### TASK DIRECTIONS
Collect all lines below with the string "true".

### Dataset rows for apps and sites

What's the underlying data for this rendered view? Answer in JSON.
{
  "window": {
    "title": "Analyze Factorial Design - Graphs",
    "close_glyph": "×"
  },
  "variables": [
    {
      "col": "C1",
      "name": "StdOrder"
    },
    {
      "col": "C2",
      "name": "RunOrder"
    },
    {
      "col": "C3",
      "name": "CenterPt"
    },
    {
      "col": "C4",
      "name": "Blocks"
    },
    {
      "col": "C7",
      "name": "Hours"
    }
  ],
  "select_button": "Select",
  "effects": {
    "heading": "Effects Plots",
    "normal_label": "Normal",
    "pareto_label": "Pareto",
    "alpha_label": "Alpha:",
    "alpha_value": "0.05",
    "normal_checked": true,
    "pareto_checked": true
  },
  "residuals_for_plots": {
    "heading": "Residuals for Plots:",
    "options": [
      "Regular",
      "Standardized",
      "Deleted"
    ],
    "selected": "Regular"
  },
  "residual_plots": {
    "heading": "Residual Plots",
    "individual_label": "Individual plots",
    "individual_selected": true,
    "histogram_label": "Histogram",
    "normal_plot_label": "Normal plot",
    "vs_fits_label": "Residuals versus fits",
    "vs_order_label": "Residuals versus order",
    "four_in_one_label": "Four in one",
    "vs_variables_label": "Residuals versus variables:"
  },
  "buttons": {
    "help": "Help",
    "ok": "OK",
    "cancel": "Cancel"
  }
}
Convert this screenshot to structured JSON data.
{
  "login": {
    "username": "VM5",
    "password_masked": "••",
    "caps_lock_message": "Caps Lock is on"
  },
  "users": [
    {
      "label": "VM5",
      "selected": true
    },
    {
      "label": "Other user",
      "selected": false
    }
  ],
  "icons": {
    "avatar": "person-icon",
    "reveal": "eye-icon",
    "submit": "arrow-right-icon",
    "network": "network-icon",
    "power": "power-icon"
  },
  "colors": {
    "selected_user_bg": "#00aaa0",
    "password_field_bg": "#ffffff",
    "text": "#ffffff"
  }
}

### THE ANSWER
    "normal_checked": true,
    "pareto_checked": true
    "individual_selected": true,
      "selected": true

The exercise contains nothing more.